BTU, or British Thermal Unit, should be as commonly-known as a watt or horsepower. But weirdly, it isn’t.
In scientific terms, one BTU is around 1,055 joules. But more specifically, one BTU is what is needed to heat or cool one pound of water by one degree Fahrenheit. If you remember chemistry, you probably heard something like this before: Calorie–except in calories, you heat or cool one gram of water by one degree Fahrenheit.
But why is this important in kitchen equipment? Because the amount of BTUs of something like your oven or your range indicates how much heat energy your oven or your fryer produces.
Now before I move on, it’s important to note that BTU are used for gas-powered kitchen equipment. For electric equipment, you use watts.
So does it mean it’s better to order an oven that can output 70,000 BTUs versus an oven that produces 50,000 BTUs? That really depends on what kind of restaurant you’re operating. Now if you’re ordering a pizza chain or a place specializing in fried foods, then high-BTU ovens and fryers are important because they can cook your pizzas and your chicken wings more quickly. But that line of thinking can’t be used when you’re baking a cake. You’ll probably burn the dough if you use a pizza oven to bake cakes.
Also, higher-BTU equipment also means higher energy bills. Much like a 1500-watt blender will pour out more on the energy bill than using a little immersion blender, you’re going to have to expect a big return if you’re going to use a triple-well fryer (and the proper gas supplier to back it up).
If any of this is a concern for you when doing your restaurant, then it’s safe to go electric. But unlike your house/apartment, you can’t go start plugging up willy-nilly. However, talking about electrical requirements will be for another time.

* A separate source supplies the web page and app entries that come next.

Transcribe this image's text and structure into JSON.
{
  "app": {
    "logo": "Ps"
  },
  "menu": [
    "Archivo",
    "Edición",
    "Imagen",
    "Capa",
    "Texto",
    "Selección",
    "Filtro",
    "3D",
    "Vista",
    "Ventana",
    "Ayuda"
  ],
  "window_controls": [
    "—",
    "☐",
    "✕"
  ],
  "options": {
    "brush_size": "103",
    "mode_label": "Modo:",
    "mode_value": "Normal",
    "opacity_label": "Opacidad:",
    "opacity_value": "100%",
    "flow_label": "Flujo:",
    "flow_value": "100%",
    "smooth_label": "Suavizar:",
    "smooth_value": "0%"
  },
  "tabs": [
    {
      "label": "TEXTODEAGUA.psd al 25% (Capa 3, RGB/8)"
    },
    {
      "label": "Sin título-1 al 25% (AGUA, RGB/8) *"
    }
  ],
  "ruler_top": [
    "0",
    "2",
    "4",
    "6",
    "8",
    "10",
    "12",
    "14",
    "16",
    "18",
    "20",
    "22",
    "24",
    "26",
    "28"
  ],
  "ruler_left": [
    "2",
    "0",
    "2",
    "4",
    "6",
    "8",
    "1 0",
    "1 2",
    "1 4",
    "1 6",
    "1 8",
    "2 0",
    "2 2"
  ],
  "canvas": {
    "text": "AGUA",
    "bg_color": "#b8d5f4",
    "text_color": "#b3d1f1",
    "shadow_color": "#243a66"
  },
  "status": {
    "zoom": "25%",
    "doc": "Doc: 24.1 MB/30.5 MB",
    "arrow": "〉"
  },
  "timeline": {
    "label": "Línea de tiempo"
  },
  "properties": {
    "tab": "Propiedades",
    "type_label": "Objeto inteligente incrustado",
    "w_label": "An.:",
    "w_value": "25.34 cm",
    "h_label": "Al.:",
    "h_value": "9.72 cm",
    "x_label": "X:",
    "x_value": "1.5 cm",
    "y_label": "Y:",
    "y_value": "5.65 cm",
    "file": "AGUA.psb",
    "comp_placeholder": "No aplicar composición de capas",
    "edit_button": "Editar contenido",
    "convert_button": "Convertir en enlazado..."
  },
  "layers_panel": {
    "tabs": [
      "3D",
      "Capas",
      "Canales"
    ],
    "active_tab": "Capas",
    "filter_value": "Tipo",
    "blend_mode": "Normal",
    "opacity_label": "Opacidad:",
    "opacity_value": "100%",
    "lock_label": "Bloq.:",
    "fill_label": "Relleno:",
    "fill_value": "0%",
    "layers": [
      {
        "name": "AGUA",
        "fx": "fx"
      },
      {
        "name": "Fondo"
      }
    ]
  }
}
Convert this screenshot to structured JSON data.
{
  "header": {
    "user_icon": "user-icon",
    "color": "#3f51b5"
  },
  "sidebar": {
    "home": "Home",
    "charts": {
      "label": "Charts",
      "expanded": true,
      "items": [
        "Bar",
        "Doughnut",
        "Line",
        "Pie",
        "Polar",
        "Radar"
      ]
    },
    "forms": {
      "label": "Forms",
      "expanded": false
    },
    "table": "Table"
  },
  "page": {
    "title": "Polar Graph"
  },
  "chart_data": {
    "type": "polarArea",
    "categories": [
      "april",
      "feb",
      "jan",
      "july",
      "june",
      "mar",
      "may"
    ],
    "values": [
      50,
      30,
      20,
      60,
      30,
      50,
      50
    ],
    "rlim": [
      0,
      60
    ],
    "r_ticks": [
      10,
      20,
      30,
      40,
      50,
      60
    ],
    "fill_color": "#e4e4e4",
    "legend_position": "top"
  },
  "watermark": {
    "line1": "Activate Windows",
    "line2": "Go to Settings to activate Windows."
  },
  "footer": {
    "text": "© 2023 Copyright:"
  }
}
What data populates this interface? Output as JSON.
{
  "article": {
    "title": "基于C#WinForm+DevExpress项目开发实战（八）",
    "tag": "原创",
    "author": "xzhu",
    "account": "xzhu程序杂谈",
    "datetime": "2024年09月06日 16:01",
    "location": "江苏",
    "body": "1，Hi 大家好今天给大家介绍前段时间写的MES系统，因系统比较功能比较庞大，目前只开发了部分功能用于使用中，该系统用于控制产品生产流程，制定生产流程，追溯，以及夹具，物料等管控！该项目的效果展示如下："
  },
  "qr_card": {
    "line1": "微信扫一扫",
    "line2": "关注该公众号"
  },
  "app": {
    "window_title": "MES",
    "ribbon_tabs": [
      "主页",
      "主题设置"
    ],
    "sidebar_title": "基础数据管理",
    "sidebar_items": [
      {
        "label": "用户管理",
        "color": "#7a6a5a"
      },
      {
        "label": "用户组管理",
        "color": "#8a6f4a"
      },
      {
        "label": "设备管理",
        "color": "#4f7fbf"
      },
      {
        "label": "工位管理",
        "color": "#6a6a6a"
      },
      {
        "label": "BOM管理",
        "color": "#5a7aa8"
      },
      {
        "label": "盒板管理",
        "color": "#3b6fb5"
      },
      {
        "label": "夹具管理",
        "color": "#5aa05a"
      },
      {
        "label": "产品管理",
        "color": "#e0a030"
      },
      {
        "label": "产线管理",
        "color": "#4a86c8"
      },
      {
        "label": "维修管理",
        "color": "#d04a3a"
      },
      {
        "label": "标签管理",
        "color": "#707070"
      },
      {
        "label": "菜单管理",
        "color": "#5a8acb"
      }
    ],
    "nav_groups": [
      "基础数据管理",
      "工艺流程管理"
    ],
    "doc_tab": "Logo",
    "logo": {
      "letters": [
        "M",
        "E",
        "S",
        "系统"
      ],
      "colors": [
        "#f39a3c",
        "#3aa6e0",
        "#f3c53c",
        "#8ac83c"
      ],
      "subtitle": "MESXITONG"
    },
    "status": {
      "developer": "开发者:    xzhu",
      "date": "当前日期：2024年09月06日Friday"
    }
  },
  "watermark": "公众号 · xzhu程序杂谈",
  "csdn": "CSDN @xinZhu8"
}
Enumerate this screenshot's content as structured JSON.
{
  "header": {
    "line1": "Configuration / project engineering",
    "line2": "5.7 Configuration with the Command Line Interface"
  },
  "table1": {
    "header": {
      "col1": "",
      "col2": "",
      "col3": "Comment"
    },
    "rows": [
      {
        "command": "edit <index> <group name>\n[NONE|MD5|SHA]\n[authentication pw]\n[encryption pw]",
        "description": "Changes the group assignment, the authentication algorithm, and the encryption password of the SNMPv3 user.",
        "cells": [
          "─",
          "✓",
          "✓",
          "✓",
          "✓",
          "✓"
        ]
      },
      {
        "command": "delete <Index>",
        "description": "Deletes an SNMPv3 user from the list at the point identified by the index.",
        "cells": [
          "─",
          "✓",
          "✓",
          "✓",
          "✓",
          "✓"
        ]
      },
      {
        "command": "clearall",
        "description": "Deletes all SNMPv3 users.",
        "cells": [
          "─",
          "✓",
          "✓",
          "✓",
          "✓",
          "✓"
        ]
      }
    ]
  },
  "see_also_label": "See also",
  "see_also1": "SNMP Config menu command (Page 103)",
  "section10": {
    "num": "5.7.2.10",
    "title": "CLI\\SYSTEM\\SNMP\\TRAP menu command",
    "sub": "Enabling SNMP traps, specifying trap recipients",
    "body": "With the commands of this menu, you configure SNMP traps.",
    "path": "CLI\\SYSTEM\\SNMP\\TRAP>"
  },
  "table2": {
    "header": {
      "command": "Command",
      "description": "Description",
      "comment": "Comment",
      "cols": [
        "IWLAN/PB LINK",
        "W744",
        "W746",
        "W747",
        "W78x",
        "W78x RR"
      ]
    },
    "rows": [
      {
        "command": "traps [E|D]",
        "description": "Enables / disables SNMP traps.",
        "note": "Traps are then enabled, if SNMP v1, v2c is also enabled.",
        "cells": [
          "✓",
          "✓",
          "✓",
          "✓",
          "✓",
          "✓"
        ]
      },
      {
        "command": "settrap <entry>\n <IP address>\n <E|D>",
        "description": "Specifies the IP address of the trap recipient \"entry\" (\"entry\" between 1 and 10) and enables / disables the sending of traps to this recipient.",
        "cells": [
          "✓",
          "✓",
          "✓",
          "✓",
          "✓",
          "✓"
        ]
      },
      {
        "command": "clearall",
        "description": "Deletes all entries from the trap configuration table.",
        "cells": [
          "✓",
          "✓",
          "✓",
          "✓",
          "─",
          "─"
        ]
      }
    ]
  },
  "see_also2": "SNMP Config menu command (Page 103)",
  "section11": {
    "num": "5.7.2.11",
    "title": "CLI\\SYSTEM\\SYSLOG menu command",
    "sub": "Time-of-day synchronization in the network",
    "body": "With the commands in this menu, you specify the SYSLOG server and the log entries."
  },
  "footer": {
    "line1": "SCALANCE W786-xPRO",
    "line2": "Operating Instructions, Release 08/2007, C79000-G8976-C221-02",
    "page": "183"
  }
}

So because gas appliances are still a big deal in Florida, One Fat Frog is proud to constantly brag that we offer free gas conversions. We’d rather you save what you would ordinarily spend for gas conversions on your restaurant investments than spending additional money on a small kit.